Middle School Mathematics

Menlo School students work out a math problem. Photo by Crystal Bai.

Problem-solving. Abstract thinking. Analytical reasoning.

Menlo’s Middle School Mathematics program aims to create and strengthen the foundation that students will need and use in the years ahead. Emphasis is on strengthening computation skills, developing both verbal and written communication skills that use appropriate mathematical justification, and stretching toward abstract thinking. Analytical reasoning and strong problem solving skills are weaved throughout the curriculum. Students are constantly encouraged to question “why” rules work, not just “how” they work. The goal of the program is to provide students with the mathematical skills and understandings that will allow them to successfully take on the challenges and opportunities of their future.

 

Course Catalog

  • Mathematics 6

    The goal of this course is to create a solid foundation in mathematics that students will need and use in the years ahead. Emphasis is on strengthening computation skills, especially those involving fractions, decimals, and integers, and developing a thorough approach to problem-solving. Students will be challenged daily to develop mathematical habits of mind such as making sense of problems, utilizing appropriate solution strategies, communicating their methods with mathematical justification, and persevering through challenges. Organization of thinking and documentation of work are strongly emphasized. This course is designed to meet the needs of students with a variety of math backgrounds and provide challenge and engagement at all levels.

    Topics covered include number theory, problem-solving, proportional reasoning, integer operations, data and statistics, probability, and geometry. The use of variables is woven throughout the curriculum to help prepare students for pre-Algebra.

    By the end of 6th grade, students should feel confident in their abilities to reason through complex problems and be comfortable working with variables.

  • Pre-Algebra 7

    This Pre-Algebra course provides students the opportunity to stretch their abstract thinking, critical thinking, and analytical reasoning. Students will continue to work on documenting in organized steps and sharing verbally their thinking and solution strategy.  In addition, they will learn to defend their methods in peer review. In this course students will be presented with challenging but accessible problems, and asked to reason through them collaboratively with their peers.


    Students will be introduced to formal algebraic thinking and apply algebraic concepts to their prior problem-solving strategies.
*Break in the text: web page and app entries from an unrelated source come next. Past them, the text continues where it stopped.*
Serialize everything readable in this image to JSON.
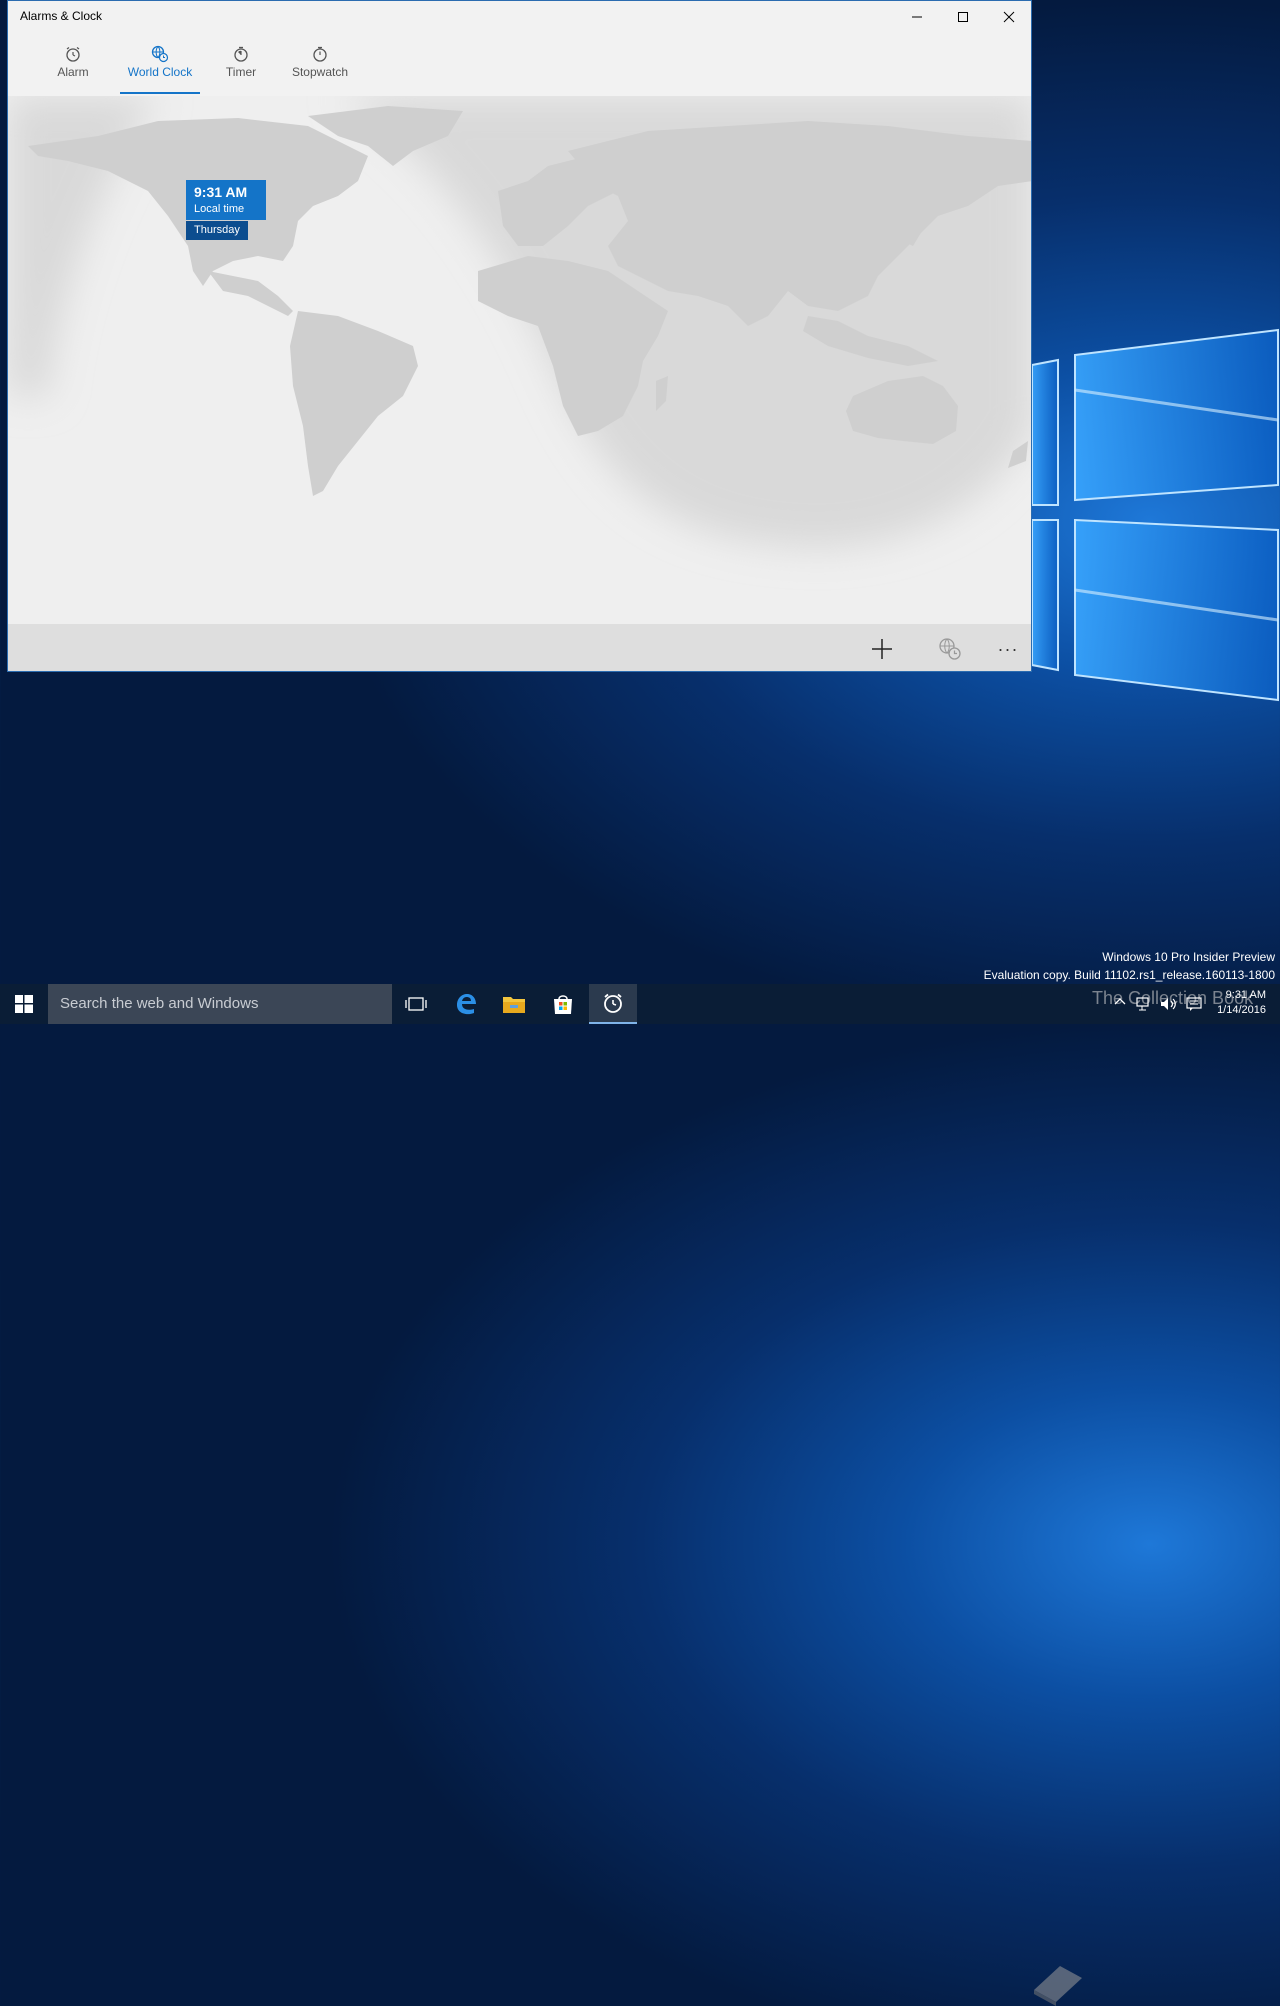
{
  "window": {
    "title": "Alarms & Clock"
  },
  "tabs": [
    {
      "label": "Alarm",
      "icon": "alarm-clock-icon"
    },
    {
      "label": "World Clock",
      "icon": "world-clock-icon",
      "active": true
    },
    {
      "label": "Timer",
      "icon": "timer-icon"
    },
    {
      "label": "Stopwatch",
      "icon": "stopwatch-icon"
    }
  ],
  "world_clock": {
    "time": "9:31 AM",
    "label": "Local time",
    "day": "Thursday"
  },
  "commandbar": {
    "add_icon": "plus-icon",
    "compare_icon": "compare-clock-icon",
    "more": "···"
  },
  "desktop": {
    "watermark_line1": "Windows 10 Pro Insider Preview",
    "watermark_line2": "Evaluation copy. Build 11102.rs1_release.160113-1800"
  },
  "taskbar": {
    "search_placeholder": "Search the web and Windows",
    "apps": [
      "task-view-icon",
      "edge-icon",
      "file-explorer-icon",
      "store-icon",
      "alarms-clock-icon"
    ],
    "clock_time": "9:31 AM",
    "clock_date": "1/14/2016"
  },
  "brand_watermark": "The Collection Book",
  "colors": {
    "accent": "#1474c8",
    "accent_dark": "#0c4d8f",
    "taskbar": "#0a1d36"
  }
}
Other topics include exponents, geometry (angle relationships, surface area and volume of 3D shapes), scale, ratios, proportions, percents, statistics, and probability.

  • Pre-Algebra (E) 7

    Topics studied include those listed in Pre-Algebra 7. In addition, students are further challenged to investigate connections between concepts and pushed towards deeper understanding and flexibility in problem-solving, through more rigorous applications.

  • Algebra 8

    This Algebra 1 course prepares students for the rigors of future classes by providing a strong foundation of algebraic concepts. Students will explore multiple representations of the linear, quadratic, and rational functions. Extensive treatment of the fundamental skills that underpin various relationships precedes the study of these functions. Real-life applications will be explored whenever possible. Additional topics covered include a review of operations with integers and rational numbers, solving equations and inequalities, operations on polynomials, radicals and rational expressions, factoring, functions and graphs, linear systems, and quadratics.

    Students practice cooperative problem solving and learn effective communication skills that use the appropriate mathematical language to present problem solutions.

  • Algebra (E) 8

    Topics studied include those listed in Algebra 8. In addition, students are further challenged to investigate connections between concepts and pushed towards deeper understanding and flexibility in problem-solving, through more rigorous applications. Students are also introduced to the idea of a mathematical proof.